[Opening MATERIAL TO PROCESS section]

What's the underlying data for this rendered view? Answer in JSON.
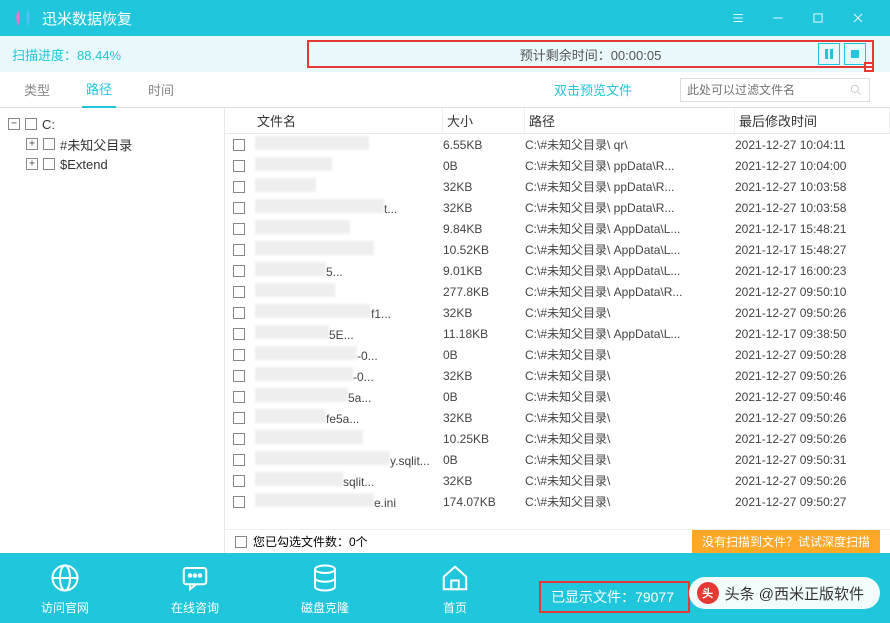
{
  "title": "迅米数据恢复",
  "progress": {
    "label": "扫描进度：",
    "percent": "88.44%",
    "time_label": "预计剩余时间：",
    "time_value": "00:00:05"
  },
  "tabs": {
    "type": "类型",
    "path": "路径",
    "time": "时间"
  },
  "preview_hint": "双击预览文件",
  "search_placeholder": "此处可以过滤文件名",
  "tree": {
    "root": "C:",
    "child1": "#未知父目录",
    "child2": "$Extend"
  },
  "columns": {
    "name": "文件名",
    "size": "大小",
    "path": "路径",
    "date": "最后修改时间"
  },
  "rows": [
    {
      "name": "",
      "size": "6.55KB",
      "path": "C:\\#未知父目录\\            qr\\",
      "date": "2021-12-27 10:04:11"
    },
    {
      "name": "",
      "size": "0B",
      "path": "C:\\#未知父目录\\         ppData\\R...",
      "date": "2021-12-27 10:04:00"
    },
    {
      "name": "",
      "size": "32KB",
      "path": "C:\\#未知父目录\\         ppData\\R...",
      "date": "2021-12-27 10:03:58"
    },
    {
      "name": "t...",
      "size": "32KB",
      "path": "C:\\#未知父目录\\         ppData\\R...",
      "date": "2021-12-27 10:03:58"
    },
    {
      "name": "",
      "size": "9.84KB",
      "path": "C:\\#未知父目录\\         AppData\\L...",
      "date": "2021-12-17 15:48:21"
    },
    {
      "name": "",
      "size": "10.52KB",
      "path": "C:\\#未知父目录\\         AppData\\L...",
      "date": "2021-12-17 15:48:27"
    },
    {
      "name": "5...",
      "size": "9.01KB",
      "path": "C:\\#未知父目录\\         AppData\\L...",
      "date": "2021-12-17 16:00:23"
    },
    {
      "name": "",
      "size": "277.8KB",
      "path": "C:\\#未知父目录\\         AppData\\R...",
      "date": "2021-12-27 09:50:10"
    },
    {
      "name": "f1...",
      "size": "32KB",
      "path": "C:\\#未知父目录\\",
      "date": "2021-12-27 09:50:26"
    },
    {
      "name": "5E...",
      "size": "11.18KB",
      "path": "C:\\#未知父目录\\         AppData\\L...",
      "date": "2021-12-17 09:38:50"
    },
    {
      "name": "-0...",
      "size": "0B",
      "path": "C:\\#未知父目录\\",
      "date": "2021-12-27 09:50:28"
    },
    {
      "name": "-0...",
      "size": "32KB",
      "path": "C:\\#未知父目录\\",
      "date": "2021-12-27 09:50:26"
    },
    {
      "name": "5a...",
      "size": "0B",
      "path": "C:\\#未知父目录\\",
      "date": "2021-12-27 09:50:46"
    },
    {
      "name": "fe5a...",
      "size": "32KB",
      "path": "C:\\#未知父目录\\",
      "date": "2021-12-27 09:50:26"
    },
    {
      "name": "",
      "size": "10.25KB",
      "path": "C:\\#未知父目录\\",
      "date": "2021-12-27 09:50:26"
    },
    {
      "name": "y.sqlit...",
      "size": "0B",
      "path": "C:\\#未知父目录\\",
      "date": "2021-12-27 09:50:31"
    },
    {
      "name": "sqlit...",
      "size": "32KB",
      "path": "C:\\#未知父目录\\",
      "date": "2021-12-27 09:50:26"
    },
    {
      "name": "e.ini",
      "size": "174.07KB",
      "path": "C:\\#未知父目录\\",
      "date": "2021-12-27 09:50:27"
    }
  ],
  "selected_count_label": "您已勾选文件数：0个",
  "deep_scan_label": "没有扫描到文件？试试深度扫描",
  "bottom": {
    "website": "访问官网",
    "chat": "在线咨询",
    "clone": "磁盘克隆",
    "home": "首页"
  },
  "file_count": {
    "label": "已显示文件：",
    "value": "79077"
  },
  "watermark": {
    "prefix": "头条",
    "text": "@西米正版软件"
  }
}
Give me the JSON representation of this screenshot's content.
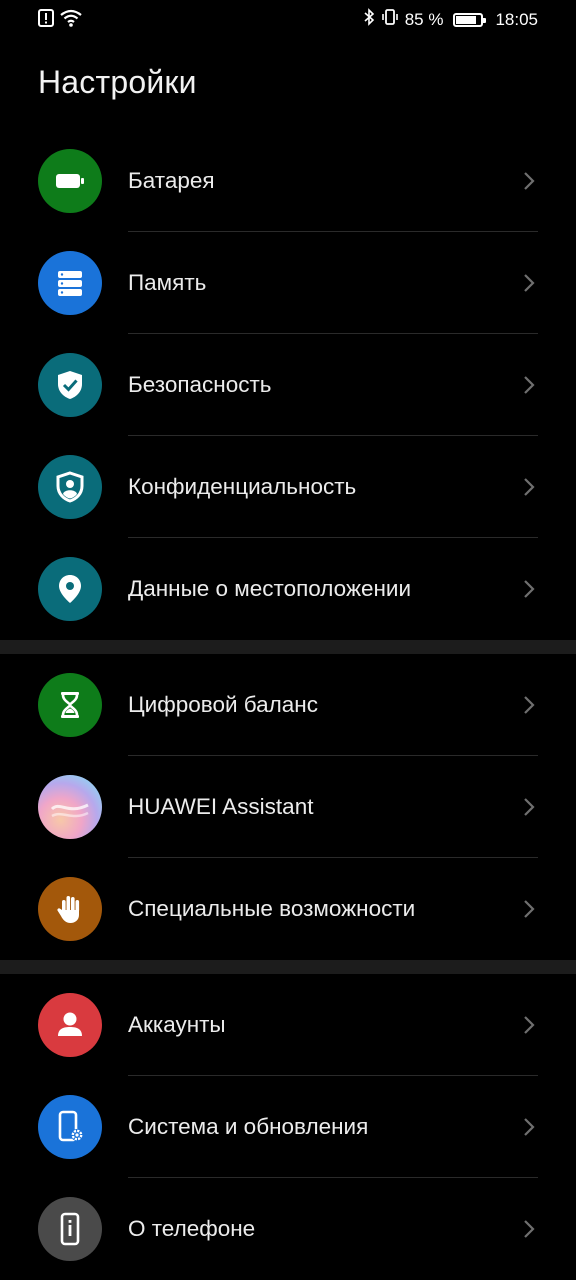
{
  "status_bar": {
    "battery_percent": "85 %",
    "battery_level": 0.85,
    "time": "18:05",
    "icons": [
      "alert-icon",
      "wifi-icon",
      "bluetooth-icon",
      "vibrate-icon",
      "battery-icon"
    ]
  },
  "header": {
    "title": "Настройки"
  },
  "sections": [
    {
      "items": [
        {
          "label": "Батарея",
          "icon": "battery-icon",
          "color": "#0e7c1a"
        },
        {
          "label": "Память",
          "icon": "storage-icon",
          "color": "#1a73d9"
        },
        {
          "label": "Безопасность",
          "icon": "shield-check-icon",
          "color": "#0a6c7a"
        },
        {
          "label": "Конфиденциальность",
          "icon": "privacy-shield-icon",
          "color": "#0a6c7a"
        },
        {
          "label": "Данные о местоположении",
          "icon": "location-pin-icon",
          "color": "#0a6c7a"
        }
      ]
    },
    {
      "items": [
        {
          "label": "Цифровой баланс",
          "icon": "hourglass-icon",
          "color": "#0e7c1a"
        },
        {
          "label": "HUAWEI Assistant",
          "icon": "assistant-icon",
          "color": "gradient"
        },
        {
          "label": "Специальные возможности",
          "icon": "hand-icon",
          "color": "#a3580b"
        }
      ]
    },
    {
      "items": [
        {
          "label": "Аккаунты",
          "icon": "user-icon",
          "color": "#d93a3f"
        },
        {
          "label": "Система и обновления",
          "icon": "phone-settings-icon",
          "color": "#1a73d9"
        },
        {
          "label": "О телефоне",
          "icon": "phone-info-icon",
          "color": "#4a4a4a"
        }
      ]
    }
  ]
}
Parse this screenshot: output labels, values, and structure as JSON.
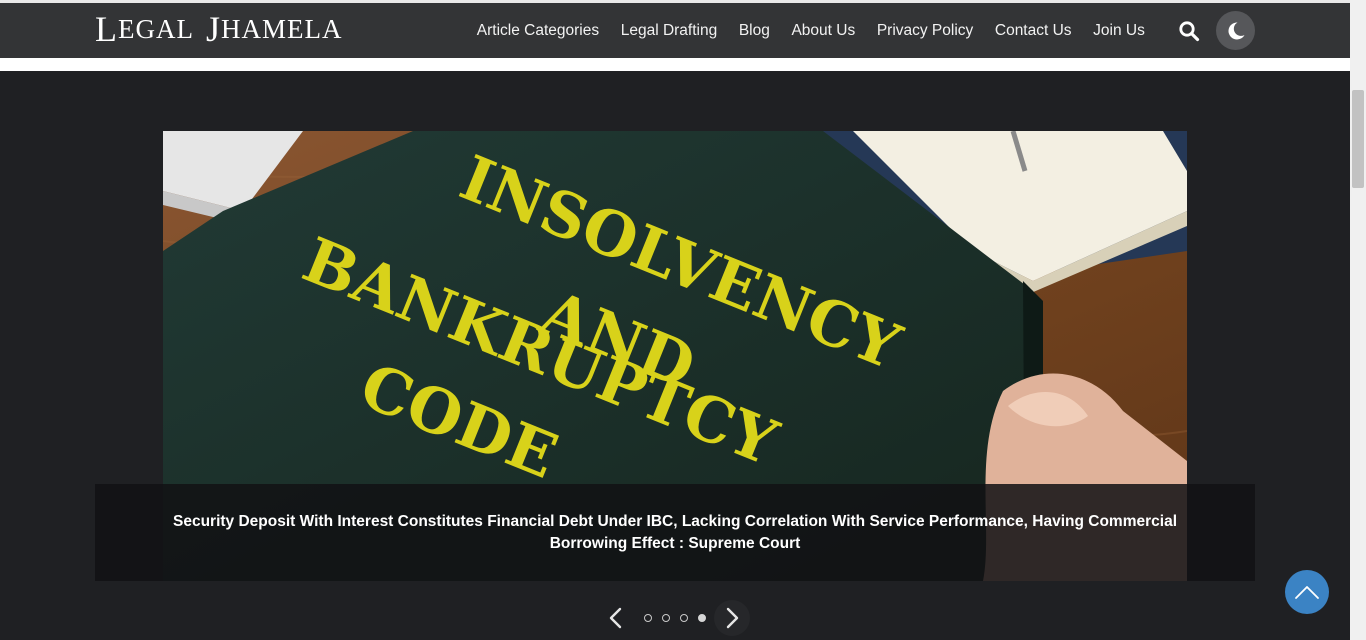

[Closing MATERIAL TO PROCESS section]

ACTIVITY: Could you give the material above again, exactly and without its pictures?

TASK RESPONSE:
What's the underlying data for this rendered view? Answer in JSON.
{
  "title": "迅米数据恢复",
  "progress": {
    "label": "扫描进度：",
    "percent": "88.44%",
    "time_label": "预计剩余时间：",
    "time_value": "00:00:05"
  },
  "tabs": {
    "type": "类型",
    "path": "路径",
    "time": "时间"
  },
  "preview_hint": "双击预览文件",
  "search_placeholder": "此处可以过滤文件名",
  "tree": {
    "root": "C:",
    "child1": "#未知父目录",
    "child2": "$Extend"
  },
  "columns": {
    "name": "文件名",
    "size": "大小",
    "path": "路径",
    "date": "最后修改时间"
  },
  "rows": [
    {
      "name": "",
      "size": "6.55KB",
      "path": "C:\\#未知父目录\\            qr\\",
      "date": "2021-12-27 10:04:11"
    },
    {
      "name": "",
      "size": "0B",
      "path": "C:\\#未知父目录\\         ppData\\R...",
      "date": "2021-12-27 10:04:00"
    },
    {
      "name": "",
      "size": "32KB",
      "path": "C:\\#未知父目录\\         ppData\\R...",
      "date": "2021-12-27 10:03:58"
    },
    {
      "name": "t...",
      "size": "32KB",
      "path": "C:\\#未知父目录\\         ppData\\R...",
      "date": "2021-12-27 10:03:58"
    },
    {
      "name": "",
      "size": "9.84KB",
      "path": "C:\\#未知父目录\\         AppData\\L...",
      "date": "2021-12-17 15:48:21"
    },
    {
      "name": "",
      "size": "10.52KB",
      "path": "C:\\#未知父目录\\         AppData\\L...",
      "date": "2021-12-17 15:48:27"
    },
    {
      "name": "5...",
      "size": "9.01KB",
      "path": "C:\\#未知父目录\\         AppData\\L...",
      "date": "2021-12-17 16:00:23"
    },
    {
      "name": "",
      "size": "277.8KB",
      "path": "C:\\#未知父目录\\         AppData\\R...",
      "date": "2021-12-27 09:50:10"
    },
    {
      "name": "f1...",
      "size": "32KB",
      "path": "C:\\#未知父目录\\",
      "date": "2021-12-27 09:50:26"
    },
    {
      "name": "5E...",
      "size": "11.18KB",
      "path": "C:\\#未知父目录\\         AppData\\L...",
      "date": "2021-12-17 09:38:50"
    },
    {
      "name": "-0...",
      "size": "0B",
      "path": "C:\\#未知父目录\\",
      "date": "2021-12-27 09:50:28"
    },
    {
      "name": "-0...",
      "size": "32KB",
      "path": "C:\\#未知父目录\\",
      "date": "2021-12-27 09:50:26"
    },
    {
      "name": "5a...",
      "size": "0B",
      "path": "C:\\#未知父目录\\",
      "date": "2021-12-27 09:50:46"
    },
    {
      "name": "fe5a...",
      "size": "32KB",
      "path": "C:\\#未知父目录\\",
      "date": "2021-12-27 09:50:26"
    },
    {
      "name": "",
      "size": "10.25KB",
      "path": "C:\\#未知父目录\\",
      "date": "2021-12-27 09:50:26"
    },
    {
      "name": "y.sqlit...",
      "size": "0B",
      "path": "C:\\#未知父目录\\",
      "date": "2021-12-27 09:50:31"
    },
    {
      "name": "sqlit...",
      "size": "32KB",
      "path": "C:\\#未知父目录\\",
      "date": "2021-12-27 09:50:26"
    },
    {
      "name": "e.ini",
      "size": "174.07KB",
      "path": "C:\\#未知父目录\\",
      "date": "2021-12-27 09:50:27"
    }
  ],
  "selected_count_label": "您已勾选文件数：0个",
  "deep_scan_label": "没有扫描到文件？试试深度扫描",
  "bottom": {
    "website": "访问官网",
    "chat": "在线咨询",
    "clone": "磁盘克隆",
    "home": "首页"
  },
  "file_count": {
    "label": "已显示文件：",
    "value": "79077"
  },
  "watermark": {
    "prefix": "头条",
    "text": "@西米正版软件"
  }
}
Give me the JSON representation of this screenshot's content.
{
  "status_bar": {
    "battery_percent": "85 %",
    "battery_level": 0.85,
    "time": "18:05",
    "icons": [
      "alert-icon",
      "wifi-icon",
      "bluetooth-icon",
      "vibrate-icon",
      "battery-icon"
    ]
  },
  "header": {
    "title": "Настройки"
  },
  "sections": [
    {
      "items": [
        {
          "label": "Батарея",
          "icon": "battery-icon",
          "color": "#0e7c1a"
        },
        {
          "label": "Память",
          "icon": "storage-icon",
          "color": "#1a73d9"
        },
        {
          "label": "Безопасность",
          "icon": "shield-check-icon",
          "color": "#0a6c7a"
        },
        {
          "label": "Конфиденциальность",
          "icon": "privacy-shield-icon",
          "color": "#0a6c7a"
        },
        {
          "label": "Данные о местоположении",
          "icon": "location-pin-icon",
          "color": "#0a6c7a"
        }
      ]
    },
    {
      "items": [
        {
          "label": "Цифровой баланс",
          "icon": "hourglass-icon",
          "color": "#0e7c1a"
        },
        {
          "label": "HUAWEI Assistant",
          "icon": "assistant-icon",
          "color": "gradient"
        },
        {
          "label": "Специальные возможности",
          "icon": "hand-icon",
          "color": "#a3580b"
        }
      ]
    },
    {
      "items": [
        {
          "label": "Аккаунты",
          "icon": "user-icon",
          "color": "#d93a3f"
        },
        {
          "label": "Система и обновления",
          "icon": "phone-settings-icon",
          "color": "#1a73d9"
        },
        {
          "label": "О телефоне",
          "icon": "phone-info-icon",
          "color": "#4a4a4a"
        }
      ]
    }
  ]
}
Parse this screenshot: output labels, values, and structure as JSON.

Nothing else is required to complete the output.